▶ _DESCRIPTION OF THE TASK_
Copy each line in the data below that contains the word "time".

▶ _DATA FOR THIS EXERCISE_
>>>

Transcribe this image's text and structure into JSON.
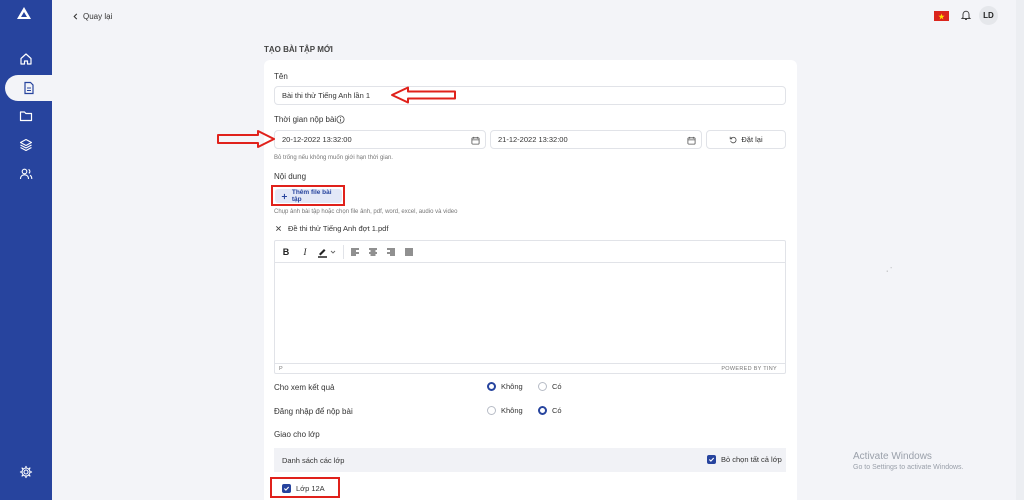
{
  "topbar": {
    "back_label": "Quay lại",
    "avatar_initials": "LD"
  },
  "page": {
    "title": "TẠO BÀI TẬP MỚI"
  },
  "form": {
    "name_label": "Tên",
    "name_value": "Bài thi thử Tiếng Anh lần 1",
    "deadline_label": "Thời gian nộp bài",
    "start_value": "20-12-2022 13:32:00",
    "end_value": "21-12-2022 13:32:00",
    "reset_label": "Đặt lại",
    "deadline_hint": "Bỏ trống nếu không muốn giới hạn thời gian.",
    "content_label": "Nội dung",
    "add_file_label": "Thêm file bài tập",
    "add_file_hint": "Chụp ảnh bài tập hoặc chọn file ảnh, pdf, word, excel, audio và video",
    "file_name": "Đề thi thử Tiếng Anh đợt 1.pdf",
    "editor_status_p": "P",
    "editor_powered": "POWERED BY TINY",
    "show_result_label": "Cho xem kết quả",
    "login_submit_label": "Đăng nhập để nộp bài",
    "option_no": "Không",
    "option_yes": "Có",
    "assign_label": "Giao cho lớp",
    "class_list_label": "Danh sách các lớp",
    "deselect_all_label": "Bỏ chọn tất cả lớp",
    "class_item": "Lớp 12A"
  },
  "toolbar_glyphs": {
    "bold": "B",
    "italic": "I"
  },
  "watermark": {
    "title": "Activate Windows",
    "subtitle": "Go to Settings to activate Windows."
  },
  "colors": {
    "brand": "#27449e",
    "annotation": "#e0211b"
  },
  "icons": [
    "logo-icon",
    "home-icon",
    "document-icon",
    "folder-icon",
    "layers-icon",
    "users-icon",
    "settings-icon",
    "flag-icon",
    "bell-icon",
    "calendar-icon",
    "info-icon",
    "reset-icon",
    "plus-icon",
    "close-icon",
    "bold-icon",
    "italic-icon",
    "highlight-icon",
    "align-left-icon",
    "align-center-icon",
    "align-right-icon",
    "align-justify-icon",
    "check-icon"
  ]
}
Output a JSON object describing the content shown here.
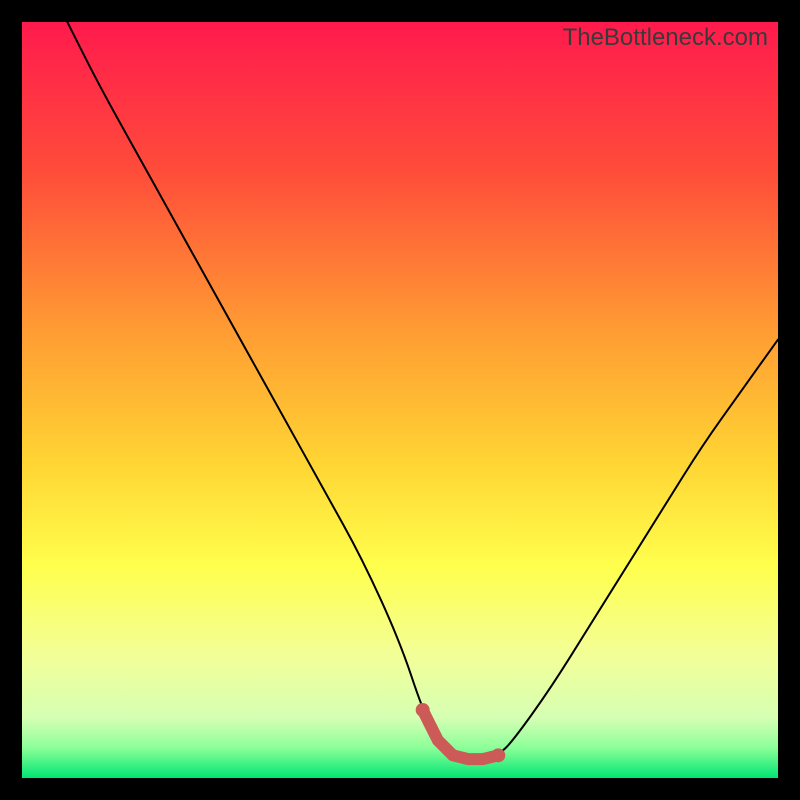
{
  "watermark": "TheBottleneck.com",
  "chart_data": {
    "type": "line",
    "title": "",
    "xlabel": "",
    "ylabel": "",
    "xlim": [
      0,
      100
    ],
    "ylim": [
      0,
      100
    ],
    "x": [
      6,
      10,
      15,
      20,
      25,
      30,
      35,
      40,
      45,
      50,
      53,
      55,
      57,
      59,
      61,
      63,
      65,
      70,
      75,
      80,
      85,
      90,
      95,
      100
    ],
    "values": [
      100,
      92,
      83,
      74,
      65,
      56,
      47,
      38,
      29,
      18,
      9,
      5,
      3,
      2.5,
      2.5,
      3,
      5,
      12,
      20,
      28,
      36,
      44,
      51,
      58
    ],
    "series_note": "V-shaped bottleneck curve; minimum (optimal match) around x≈58–62 at y≈2–3; left arm steeper than right.",
    "highlight_segment": {
      "x_start": 53,
      "x_end": 63,
      "note": "thick salmon/red segment marking optimal zone near curve bottom"
    },
    "background_gradient_stops": [
      {
        "pos": 0.0,
        "color": "#ff1a4d"
      },
      {
        "pos": 0.2,
        "color": "#ff4d3a"
      },
      {
        "pos": 0.4,
        "color": "#ff9933"
      },
      {
        "pos": 0.58,
        "color": "#ffd433"
      },
      {
        "pos": 0.72,
        "color": "#ffff4d"
      },
      {
        "pos": 0.84,
        "color": "#f2ff99"
      },
      {
        "pos": 0.92,
        "color": "#d6ffb3"
      },
      {
        "pos": 0.96,
        "color": "#8cff99"
      },
      {
        "pos": 1.0,
        "color": "#00e673"
      }
    ]
  }
}
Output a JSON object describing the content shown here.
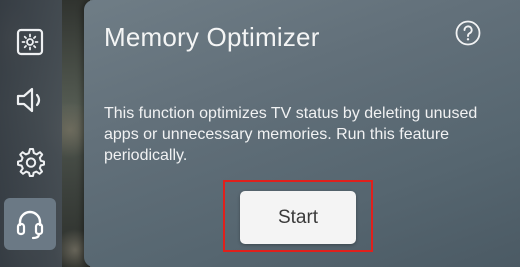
{
  "panel": {
    "title": "Memory Optimizer",
    "description": "This function optimizes TV status by deleting unused apps or unnecessary memories. Run this feature periodically.",
    "start_label": "Start"
  },
  "side_menu": {
    "items": [
      {
        "icon": "picture-icon",
        "active": false
      },
      {
        "icon": "speaker-icon",
        "active": false
      },
      {
        "icon": "gear-icon",
        "active": false
      },
      {
        "icon": "headset-icon",
        "active": true
      }
    ]
  },
  "colors": {
    "highlight": "#e0201c",
    "button_bg": "#f4f4f4",
    "panel_bg": "#62707a"
  }
}
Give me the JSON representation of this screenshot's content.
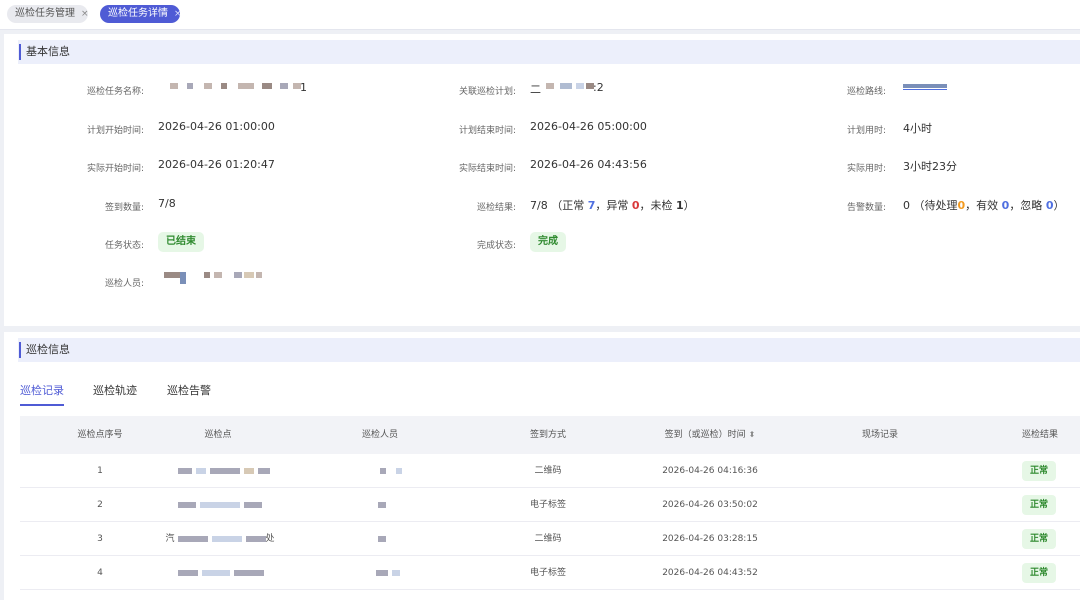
{
  "tabs": [
    {
      "label": "巡检任务管理",
      "close": "×"
    },
    {
      "label": "巡检任务详情",
      "close": "×"
    }
  ],
  "basic": {
    "section_title": "基本信息",
    "task_name_label": "巡检任务名称:",
    "task_name_suffix": "1",
    "plan_label": "关联巡检计划:",
    "plan_prefix": "二",
    "plan_suffix": ":2",
    "route_label": "巡检路线:",
    "plan_start_label": "计划开始时间:",
    "plan_start": "2026-04-26 01:00:00",
    "plan_end_label": "计划结束时间:",
    "plan_end": "2026-04-26 05:00:00",
    "plan_duration_label": "计划用时:",
    "plan_duration": "4小时",
    "actual_start_label": "实际开始时间:",
    "actual_start": "2026-04-26 01:20:47",
    "actual_end_label": "实际结束时间:",
    "actual_end": "2026-04-26 04:43:56",
    "actual_duration_label": "实际用时:",
    "actual_duration": "3小时23分",
    "checkin_label": "签到数量:",
    "checkin_value": "7/8",
    "result_label": "巡检结果:",
    "result_total": "7/8",
    "result_open": "（正常",
    "result_normal": "7",
    "result_abnormal_label": "，异常",
    "result_abnormal": "0",
    "result_unchecked_label": "，未检",
    "result_unchecked": "1",
    "result_close": "）",
    "alarm_label": "告警数量:",
    "alarm_total": "0",
    "alarm_open": "（待处理",
    "alarm_pending": "0",
    "alarm_valid_label": "，有效",
    "alarm_valid": "0",
    "alarm_ignore_label": "，忽略",
    "alarm_ignore": "0",
    "alarm_close": "）",
    "status_label": "任务状态:",
    "status_value": "已结束",
    "completion_label": "完成状态:",
    "completion_value": "完成",
    "inspector_label": "巡检人员:"
  },
  "inspection": {
    "section_title": "巡检信息",
    "tabs": [
      "巡检记录",
      "巡检轨迹",
      "巡检告警"
    ],
    "columns": [
      "巡检点序号",
      "巡检点",
      "巡检人员",
      "签到方式",
      "签到（或巡检）时间",
      "现场记录",
      "巡检结果"
    ],
    "sort_icon": "⬍",
    "rows": [
      {
        "seq": "1",
        "point_prefix": "",
        "point_suffix": "",
        "method": "二维码",
        "time": "2026-04-26 04:16:36",
        "result": "正常"
      },
      {
        "seq": "2",
        "point_prefix": "",
        "point_suffix": "",
        "method": "电子标签",
        "time": "2026-04-26 03:50:02",
        "result": "正常"
      },
      {
        "seq": "3",
        "point_prefix": "汽",
        "point_suffix": "处",
        "method": "二维码",
        "time": "2026-04-26 03:28:15",
        "result": "正常"
      },
      {
        "seq": "4",
        "point_prefix": "",
        "point_suffix": "",
        "method": "电子标签",
        "time": "2026-04-26 04:43:52",
        "result": "正常"
      }
    ]
  },
  "colors": {
    "accent": "#4f5bd5",
    "success_bg": "#e6f7e6",
    "success_text": "#2f8a2f",
    "warn": "#f39a1e",
    "danger": "#d9383a"
  }
}
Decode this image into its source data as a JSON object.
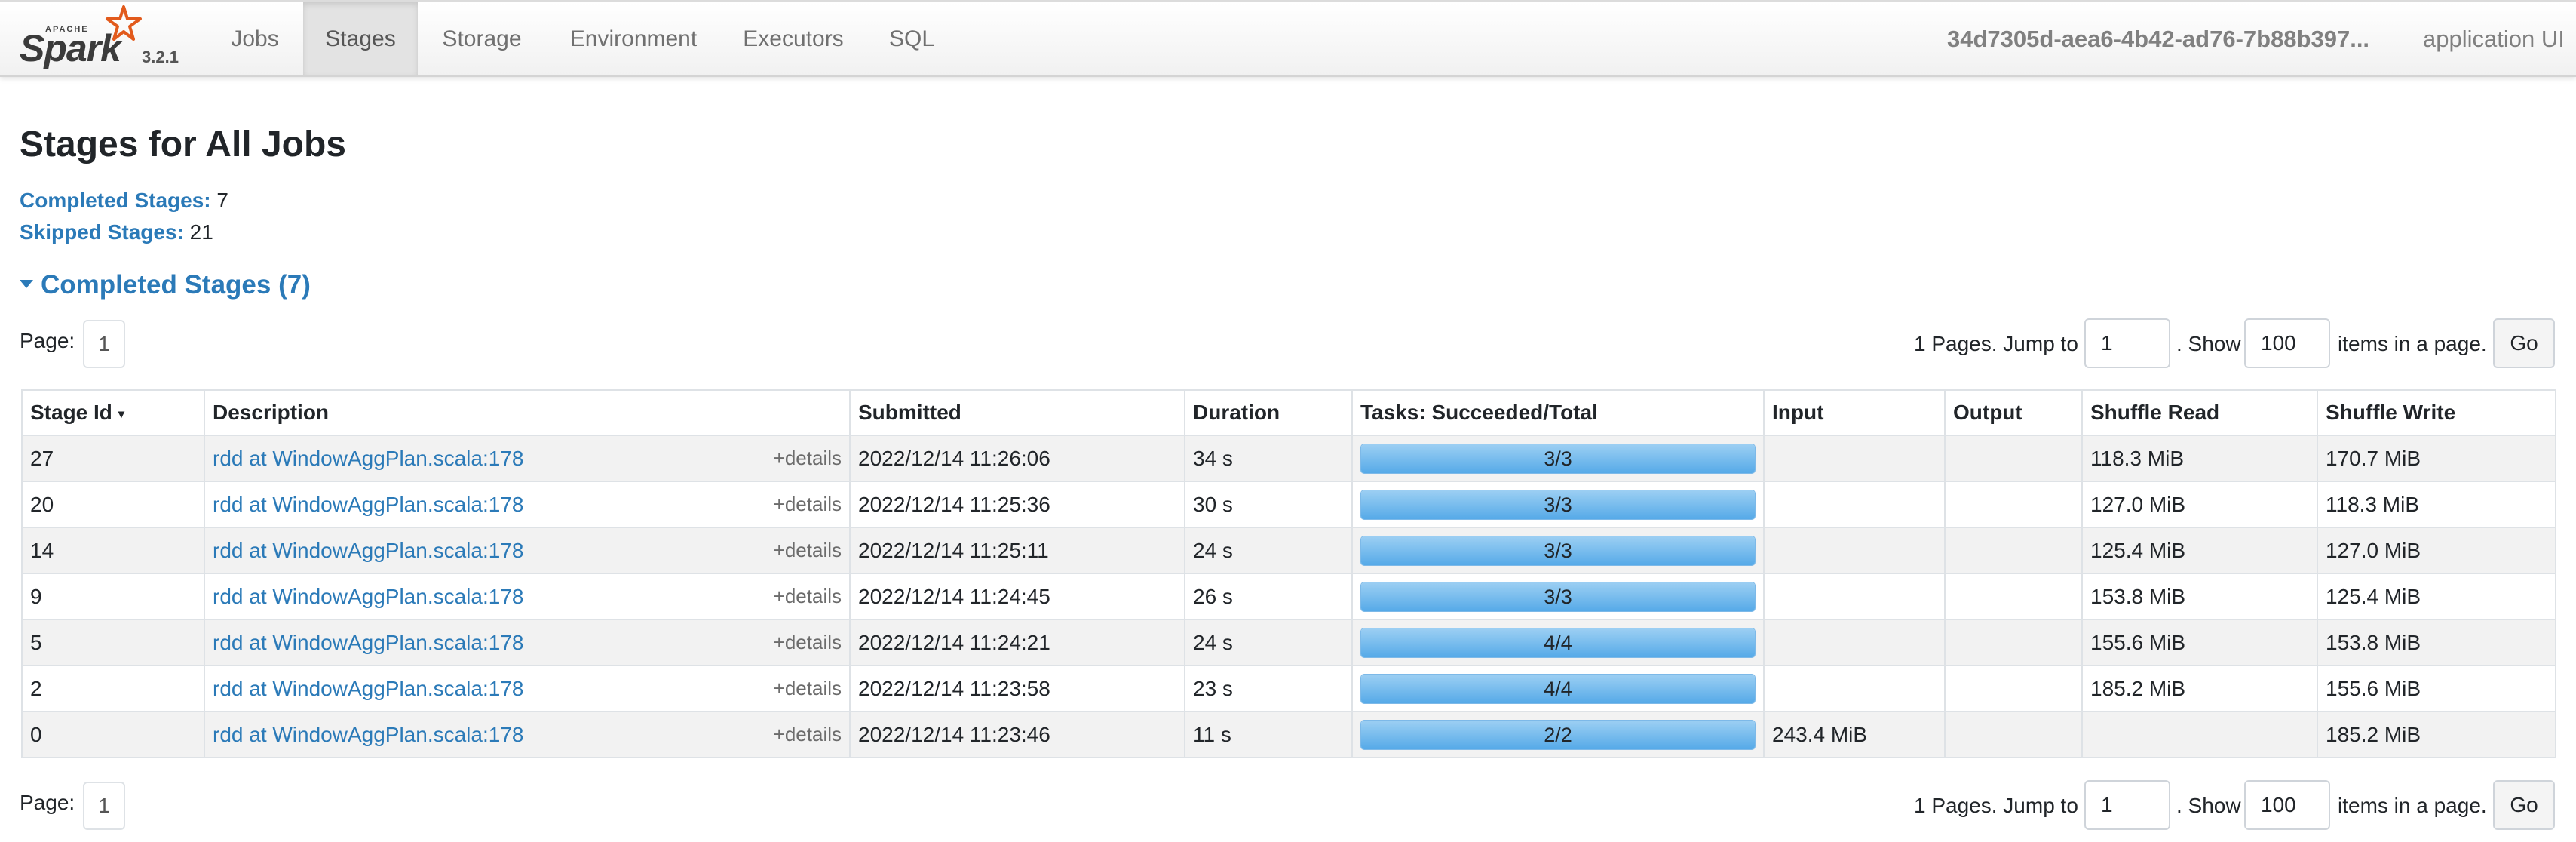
{
  "brand": {
    "apache": "APACHE",
    "name": "Spark",
    "version": "3.2.1"
  },
  "nav": {
    "tabs": [
      {
        "label": "Jobs",
        "active": false
      },
      {
        "label": "Stages",
        "active": true
      },
      {
        "label": "Storage",
        "active": false
      },
      {
        "label": "Environment",
        "active": false
      },
      {
        "label": "Executors",
        "active": false
      },
      {
        "label": "SQL",
        "active": false
      }
    ],
    "app_id": "34d7305d-aea6-4b42-ad76-7b88b397...",
    "app_suffix": "application UI"
  },
  "page": {
    "title": "Stages for All Jobs",
    "completed_label": "Completed Stages:",
    "completed_value": "7",
    "skipped_label": "Skipped Stages:",
    "skipped_value": "21",
    "section_title": "Completed Stages (7)"
  },
  "pagination": {
    "page_label": "Page:",
    "current_page": "1",
    "pages_text": "1 Pages. Jump to",
    "jump_value": "1",
    "show_text": ". Show",
    "show_value": "100",
    "items_text": "items in a page.",
    "go_label": "Go"
  },
  "table": {
    "headers": [
      "Stage Id",
      "Description",
      "Submitted",
      "Duration",
      "Tasks: Succeeded/Total",
      "Input",
      "Output",
      "Shuffle Read",
      "Shuffle Write"
    ],
    "sort_indicator": "▾",
    "details_label": "+details",
    "rows": [
      {
        "id": "27",
        "desc": "rdd at WindowAggPlan.scala:178",
        "submitted": "2022/12/14 11:26:06",
        "duration": "34 s",
        "tasks": "3/3",
        "progress": 1.0,
        "input": "",
        "output": "",
        "shuffle_read": "118.3 MiB",
        "shuffle_write": "170.7 MiB"
      },
      {
        "id": "20",
        "desc": "rdd at WindowAggPlan.scala:178",
        "submitted": "2022/12/14 11:25:36",
        "duration": "30 s",
        "tasks": "3/3",
        "progress": 1.0,
        "input": "",
        "output": "",
        "shuffle_read": "127.0 MiB",
        "shuffle_write": "118.3 MiB"
      },
      {
        "id": "14",
        "desc": "rdd at WindowAggPlan.scala:178",
        "submitted": "2022/12/14 11:25:11",
        "duration": "24 s",
        "tasks": "3/3",
        "progress": 1.0,
        "input": "",
        "output": "",
        "shuffle_read": "125.4 MiB",
        "shuffle_write": "127.0 MiB"
      },
      {
        "id": "9",
        "desc": "rdd at WindowAggPlan.scala:178",
        "submitted": "2022/12/14 11:24:45",
        "duration": "26 s",
        "tasks": "3/3",
        "progress": 1.0,
        "input": "",
        "output": "",
        "shuffle_read": "153.8 MiB",
        "shuffle_write": "125.4 MiB"
      },
      {
        "id": "5",
        "desc": "rdd at WindowAggPlan.scala:178",
        "submitted": "2022/12/14 11:24:21",
        "duration": "24 s",
        "tasks": "4/4",
        "progress": 1.0,
        "input": "",
        "output": "",
        "shuffle_read": "155.6 MiB",
        "shuffle_write": "153.8 MiB"
      },
      {
        "id": "2",
        "desc": "rdd at WindowAggPlan.scala:178",
        "submitted": "2022/12/14 11:23:58",
        "duration": "23 s",
        "tasks": "4/4",
        "progress": 1.0,
        "input": "",
        "output": "",
        "shuffle_read": "185.2 MiB",
        "shuffle_write": "155.6 MiB"
      },
      {
        "id": "0",
        "desc": "rdd at WindowAggPlan.scala:178",
        "submitted": "2022/12/14 11:23:46",
        "duration": "11 s",
        "tasks": "2/2",
        "progress": 1.0,
        "input": "243.4 MiB",
        "output": "",
        "shuffle_read": "",
        "shuffle_write": "185.2 MiB"
      }
    ]
  },
  "colors": {
    "link": "#2b7ab8",
    "progress": "#56aae8",
    "row_stripe": "#f2f2f2"
  }
}
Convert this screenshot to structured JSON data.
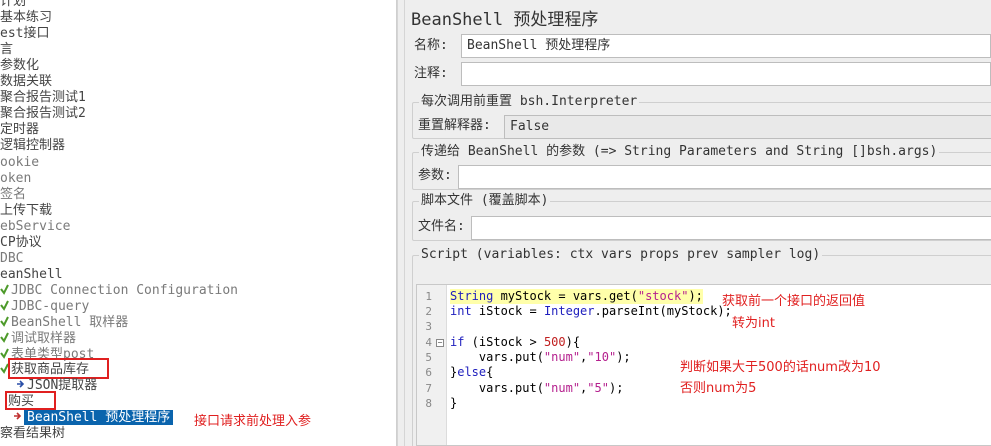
{
  "tree": {
    "items": [
      {
        "label": "计划",
        "style": "normal"
      },
      {
        "label": "基本练习",
        "style": "normal"
      },
      {
        "label": "est接口",
        "style": "normal"
      },
      {
        "label": "言",
        "style": "normal"
      },
      {
        "label": "参数化",
        "style": "normal"
      },
      {
        "label": "数据关联",
        "style": "normal"
      },
      {
        "label": "聚合报告测试1",
        "style": "normal"
      },
      {
        "label": "聚合报告测试2",
        "style": "normal"
      },
      {
        "label": "定时器",
        "style": "normal"
      },
      {
        "label": "逻辑控制器",
        "style": "normal"
      },
      {
        "label": "ookie",
        "style": "normal"
      },
      {
        "label": "oken",
        "style": "normal"
      },
      {
        "label": "签名",
        "style": "normal"
      },
      {
        "label": "上传下载",
        "style": "normal"
      },
      {
        "label": "ebService",
        "style": "normal"
      },
      {
        "label": "CP协议",
        "style": "normal"
      },
      {
        "label": "DBC",
        "style": "normal"
      },
      {
        "label": "eanShell",
        "style": "normal"
      },
      {
        "label": "JDBC Connection Configuration",
        "style": "gray"
      },
      {
        "label": "JDBC-query",
        "style": "gray"
      },
      {
        "label": "BeanShell 取样器",
        "style": "gray"
      },
      {
        "label": "调试取样器",
        "style": "gray"
      },
      {
        "label": "表单类型post",
        "style": "gray"
      },
      {
        "label": "获取商品库存",
        "style": "normal"
      },
      {
        "label": "JSON提取器",
        "style": "normal"
      },
      {
        "label": "购买",
        "style": "normal"
      },
      {
        "label": "BeanShell 预处理程序",
        "style": "selected"
      },
      {
        "label": "察看结果树",
        "style": "normal"
      }
    ],
    "annotation": "接口请求前处理入参"
  },
  "panel": {
    "title": "BeanShell 预处理程序",
    "name_label": "名称:",
    "name_value": "BeanShell 预处理程序",
    "comment_label": "注释:",
    "comment_value": "",
    "reset_group_title": "每次调用前重置 bsh.Interpreter",
    "reset_label": "重置解释器:",
    "reset_value": "False",
    "params_group_title": "传递给 BeanShell 的参数 (=> String Parameters and String []bsh.args)",
    "params_label": "参数:",
    "params_value": "",
    "file_group_title": "脚本文件 (覆盖脚本)",
    "file_label": "文件名:",
    "file_value": "",
    "script_group_title": "Script (variables: ctx vars props prev sampler log)"
  },
  "script": {
    "line_numbers": [
      "1",
      "2",
      "3",
      "4",
      "5",
      "6",
      "7",
      "8"
    ],
    "annotations": {
      "a1": "获取前一个接口的返回值",
      "a2": "转为int",
      "a3": "判断如果大于500的话num改为10",
      "a4": "否则num为5"
    }
  },
  "colors": {
    "selection": "#0a64ad",
    "annotation": "#e02020",
    "keyword": "#1d1dbd",
    "string": "#b5208e",
    "highlight_line": "#ffffaa"
  }
}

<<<

▶ _ANSWER BOX_
        "time": "2026-04-26 04:16:36",
        "time": "2026-04-26 03:50:02",
        "time": "2026-04-26 03:28:15",
        "time": "2026-04-26 04:43:52",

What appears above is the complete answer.